▸ **Task description**: Check each line of the data below for the word "watermark", then extract the ones that have it.

▸ **Data provided**:
<<<<

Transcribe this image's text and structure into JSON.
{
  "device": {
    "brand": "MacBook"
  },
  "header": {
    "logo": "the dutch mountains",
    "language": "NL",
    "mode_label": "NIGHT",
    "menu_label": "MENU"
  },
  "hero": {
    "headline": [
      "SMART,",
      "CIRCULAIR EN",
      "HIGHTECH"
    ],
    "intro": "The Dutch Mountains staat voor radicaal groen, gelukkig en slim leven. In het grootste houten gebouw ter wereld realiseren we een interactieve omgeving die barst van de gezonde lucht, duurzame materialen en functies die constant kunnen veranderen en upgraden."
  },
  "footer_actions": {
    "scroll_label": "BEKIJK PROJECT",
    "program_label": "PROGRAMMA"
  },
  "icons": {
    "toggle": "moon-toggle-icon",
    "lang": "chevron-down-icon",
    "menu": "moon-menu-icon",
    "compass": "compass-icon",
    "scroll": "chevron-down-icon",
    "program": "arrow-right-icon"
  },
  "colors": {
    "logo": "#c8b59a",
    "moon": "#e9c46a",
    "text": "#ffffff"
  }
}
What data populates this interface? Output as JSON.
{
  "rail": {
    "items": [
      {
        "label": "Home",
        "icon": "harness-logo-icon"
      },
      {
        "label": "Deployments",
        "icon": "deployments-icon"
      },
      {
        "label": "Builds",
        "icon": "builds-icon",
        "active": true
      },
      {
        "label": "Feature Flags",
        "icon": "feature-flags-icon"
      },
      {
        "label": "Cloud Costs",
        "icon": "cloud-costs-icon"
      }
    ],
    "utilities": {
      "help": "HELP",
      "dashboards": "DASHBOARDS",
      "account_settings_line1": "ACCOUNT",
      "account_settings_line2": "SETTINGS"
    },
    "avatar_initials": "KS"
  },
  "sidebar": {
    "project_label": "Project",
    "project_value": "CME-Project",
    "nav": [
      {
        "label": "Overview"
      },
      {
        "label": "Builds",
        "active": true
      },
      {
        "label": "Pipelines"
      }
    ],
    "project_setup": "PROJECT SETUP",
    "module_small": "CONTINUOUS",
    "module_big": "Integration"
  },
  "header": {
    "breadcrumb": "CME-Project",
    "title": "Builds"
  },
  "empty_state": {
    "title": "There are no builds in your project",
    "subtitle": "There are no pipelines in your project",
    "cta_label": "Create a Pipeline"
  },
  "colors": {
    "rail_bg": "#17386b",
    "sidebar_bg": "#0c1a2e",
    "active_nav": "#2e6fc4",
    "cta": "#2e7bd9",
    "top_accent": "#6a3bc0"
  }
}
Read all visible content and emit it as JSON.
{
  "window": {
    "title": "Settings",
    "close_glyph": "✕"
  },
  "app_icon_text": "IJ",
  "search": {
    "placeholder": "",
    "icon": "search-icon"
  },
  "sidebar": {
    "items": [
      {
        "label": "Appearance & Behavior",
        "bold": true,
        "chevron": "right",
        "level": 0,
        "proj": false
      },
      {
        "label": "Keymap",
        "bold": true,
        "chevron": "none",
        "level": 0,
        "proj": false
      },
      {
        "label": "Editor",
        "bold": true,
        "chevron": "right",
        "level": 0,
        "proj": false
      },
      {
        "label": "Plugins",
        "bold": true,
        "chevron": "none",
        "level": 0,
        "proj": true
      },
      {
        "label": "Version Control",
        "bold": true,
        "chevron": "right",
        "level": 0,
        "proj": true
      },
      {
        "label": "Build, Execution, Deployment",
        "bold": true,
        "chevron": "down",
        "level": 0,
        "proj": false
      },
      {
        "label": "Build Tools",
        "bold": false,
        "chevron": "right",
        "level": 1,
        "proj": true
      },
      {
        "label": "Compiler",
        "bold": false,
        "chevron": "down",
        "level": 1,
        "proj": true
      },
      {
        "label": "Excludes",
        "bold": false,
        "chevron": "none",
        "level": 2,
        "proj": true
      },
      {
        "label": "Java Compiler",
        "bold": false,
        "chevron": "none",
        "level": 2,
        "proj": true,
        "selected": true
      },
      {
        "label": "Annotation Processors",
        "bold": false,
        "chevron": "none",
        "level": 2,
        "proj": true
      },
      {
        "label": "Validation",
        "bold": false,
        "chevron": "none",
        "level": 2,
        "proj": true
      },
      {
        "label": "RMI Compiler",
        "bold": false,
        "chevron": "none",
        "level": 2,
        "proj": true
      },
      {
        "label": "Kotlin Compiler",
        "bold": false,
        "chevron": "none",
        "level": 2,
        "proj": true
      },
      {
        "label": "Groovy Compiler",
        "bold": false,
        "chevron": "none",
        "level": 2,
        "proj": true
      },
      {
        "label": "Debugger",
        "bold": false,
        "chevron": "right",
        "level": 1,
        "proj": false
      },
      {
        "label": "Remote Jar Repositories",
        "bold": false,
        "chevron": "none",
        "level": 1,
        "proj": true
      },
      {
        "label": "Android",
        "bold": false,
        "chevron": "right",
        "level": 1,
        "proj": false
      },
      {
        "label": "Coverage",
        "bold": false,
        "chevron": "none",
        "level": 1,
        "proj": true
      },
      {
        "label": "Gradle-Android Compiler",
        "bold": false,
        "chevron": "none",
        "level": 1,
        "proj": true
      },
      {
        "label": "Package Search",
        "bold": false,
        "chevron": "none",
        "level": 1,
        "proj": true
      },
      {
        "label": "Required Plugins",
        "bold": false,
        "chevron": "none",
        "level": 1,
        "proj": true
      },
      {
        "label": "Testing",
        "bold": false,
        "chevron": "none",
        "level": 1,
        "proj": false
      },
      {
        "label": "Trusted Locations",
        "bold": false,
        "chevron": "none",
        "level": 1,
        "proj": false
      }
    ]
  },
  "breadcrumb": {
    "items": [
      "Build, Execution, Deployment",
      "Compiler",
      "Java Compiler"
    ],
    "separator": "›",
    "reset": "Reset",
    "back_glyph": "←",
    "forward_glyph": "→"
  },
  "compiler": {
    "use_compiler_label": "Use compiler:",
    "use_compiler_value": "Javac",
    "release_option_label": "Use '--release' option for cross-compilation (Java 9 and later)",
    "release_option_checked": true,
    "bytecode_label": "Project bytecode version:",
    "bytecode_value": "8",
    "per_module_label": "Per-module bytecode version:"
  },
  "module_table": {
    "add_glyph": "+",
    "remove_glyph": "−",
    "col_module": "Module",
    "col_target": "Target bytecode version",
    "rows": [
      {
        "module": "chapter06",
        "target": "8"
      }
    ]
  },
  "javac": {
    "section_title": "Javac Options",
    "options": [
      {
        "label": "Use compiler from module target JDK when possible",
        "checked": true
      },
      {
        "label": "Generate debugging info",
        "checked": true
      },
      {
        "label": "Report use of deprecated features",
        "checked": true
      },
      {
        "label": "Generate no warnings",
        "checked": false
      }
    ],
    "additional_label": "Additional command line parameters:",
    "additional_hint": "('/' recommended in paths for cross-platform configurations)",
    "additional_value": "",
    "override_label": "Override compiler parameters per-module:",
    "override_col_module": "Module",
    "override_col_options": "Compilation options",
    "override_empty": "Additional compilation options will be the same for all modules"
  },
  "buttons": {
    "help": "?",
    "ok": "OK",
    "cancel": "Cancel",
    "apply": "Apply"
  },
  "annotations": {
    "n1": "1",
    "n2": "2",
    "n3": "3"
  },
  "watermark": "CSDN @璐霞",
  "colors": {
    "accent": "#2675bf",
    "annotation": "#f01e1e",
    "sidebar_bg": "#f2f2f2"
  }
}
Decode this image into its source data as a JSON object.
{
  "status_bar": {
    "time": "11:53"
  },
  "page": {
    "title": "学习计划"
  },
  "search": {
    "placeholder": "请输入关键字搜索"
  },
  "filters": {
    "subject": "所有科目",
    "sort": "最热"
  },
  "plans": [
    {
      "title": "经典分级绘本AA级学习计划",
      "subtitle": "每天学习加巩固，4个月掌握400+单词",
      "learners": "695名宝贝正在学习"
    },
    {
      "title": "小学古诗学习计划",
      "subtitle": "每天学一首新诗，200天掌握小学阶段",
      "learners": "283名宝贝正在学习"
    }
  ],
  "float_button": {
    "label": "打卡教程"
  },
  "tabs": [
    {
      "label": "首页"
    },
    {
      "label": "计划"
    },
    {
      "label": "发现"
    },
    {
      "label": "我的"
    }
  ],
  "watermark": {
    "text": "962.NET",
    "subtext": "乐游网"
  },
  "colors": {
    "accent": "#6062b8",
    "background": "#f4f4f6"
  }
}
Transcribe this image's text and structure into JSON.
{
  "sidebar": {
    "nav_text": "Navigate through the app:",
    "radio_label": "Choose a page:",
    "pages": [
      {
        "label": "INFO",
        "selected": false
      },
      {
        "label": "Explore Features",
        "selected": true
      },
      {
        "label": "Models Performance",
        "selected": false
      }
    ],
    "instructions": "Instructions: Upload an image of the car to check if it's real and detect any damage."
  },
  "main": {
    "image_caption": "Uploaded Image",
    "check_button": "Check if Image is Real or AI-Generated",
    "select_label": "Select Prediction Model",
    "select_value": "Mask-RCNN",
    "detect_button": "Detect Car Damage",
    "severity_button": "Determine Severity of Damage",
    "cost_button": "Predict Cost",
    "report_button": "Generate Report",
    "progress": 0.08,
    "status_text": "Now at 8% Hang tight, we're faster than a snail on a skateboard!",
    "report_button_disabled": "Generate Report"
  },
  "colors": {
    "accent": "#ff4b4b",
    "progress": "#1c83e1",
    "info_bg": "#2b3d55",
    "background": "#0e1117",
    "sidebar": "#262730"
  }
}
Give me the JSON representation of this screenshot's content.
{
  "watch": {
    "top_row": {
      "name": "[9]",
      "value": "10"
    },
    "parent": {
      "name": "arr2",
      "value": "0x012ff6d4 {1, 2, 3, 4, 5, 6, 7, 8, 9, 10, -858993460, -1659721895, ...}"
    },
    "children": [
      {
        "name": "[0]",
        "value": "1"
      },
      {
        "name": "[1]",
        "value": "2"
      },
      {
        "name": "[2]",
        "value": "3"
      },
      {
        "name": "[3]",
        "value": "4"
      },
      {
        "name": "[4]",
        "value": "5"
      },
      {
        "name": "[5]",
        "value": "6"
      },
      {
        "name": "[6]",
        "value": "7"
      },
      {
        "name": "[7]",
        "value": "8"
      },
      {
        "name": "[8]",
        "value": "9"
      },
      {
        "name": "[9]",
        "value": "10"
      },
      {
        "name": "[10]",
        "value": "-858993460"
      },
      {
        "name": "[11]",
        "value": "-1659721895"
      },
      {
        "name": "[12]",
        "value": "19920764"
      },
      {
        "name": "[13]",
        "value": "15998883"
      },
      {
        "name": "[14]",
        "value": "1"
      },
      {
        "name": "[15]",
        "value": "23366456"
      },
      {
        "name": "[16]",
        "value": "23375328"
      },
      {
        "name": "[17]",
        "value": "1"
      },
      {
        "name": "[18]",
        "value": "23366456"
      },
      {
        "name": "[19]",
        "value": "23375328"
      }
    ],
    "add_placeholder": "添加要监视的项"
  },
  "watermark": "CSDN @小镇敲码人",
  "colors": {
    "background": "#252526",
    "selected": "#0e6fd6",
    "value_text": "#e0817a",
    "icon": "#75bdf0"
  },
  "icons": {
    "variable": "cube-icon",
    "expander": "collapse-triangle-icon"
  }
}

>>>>

▸ **Solution for this task**:
  "watermark": "CSDN @璐霞",
  "watermark": {
  "watermark": "CSDN @小镇敲码人",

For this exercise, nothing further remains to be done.